**PROBLEM DESCRIPTION:** What lines in the records below include the word "name"? Return each one.

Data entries
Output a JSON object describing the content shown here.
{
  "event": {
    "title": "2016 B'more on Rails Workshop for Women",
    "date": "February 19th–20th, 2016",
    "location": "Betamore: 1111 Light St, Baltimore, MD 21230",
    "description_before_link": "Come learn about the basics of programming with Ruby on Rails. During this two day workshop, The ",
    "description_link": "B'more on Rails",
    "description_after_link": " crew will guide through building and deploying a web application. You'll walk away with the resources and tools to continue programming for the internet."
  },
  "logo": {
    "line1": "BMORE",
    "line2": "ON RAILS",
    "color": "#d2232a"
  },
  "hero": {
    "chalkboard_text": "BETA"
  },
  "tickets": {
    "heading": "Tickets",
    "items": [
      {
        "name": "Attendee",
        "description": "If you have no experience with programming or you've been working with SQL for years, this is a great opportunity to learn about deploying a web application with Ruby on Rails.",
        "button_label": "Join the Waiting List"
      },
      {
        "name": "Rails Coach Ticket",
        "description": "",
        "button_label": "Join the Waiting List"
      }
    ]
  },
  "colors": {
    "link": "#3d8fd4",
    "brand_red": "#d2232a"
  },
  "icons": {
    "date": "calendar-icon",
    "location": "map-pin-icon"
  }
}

**FINISHED EXERCISE:**
        "name": "Attendee",
        "name": "Rails Coach Ticket",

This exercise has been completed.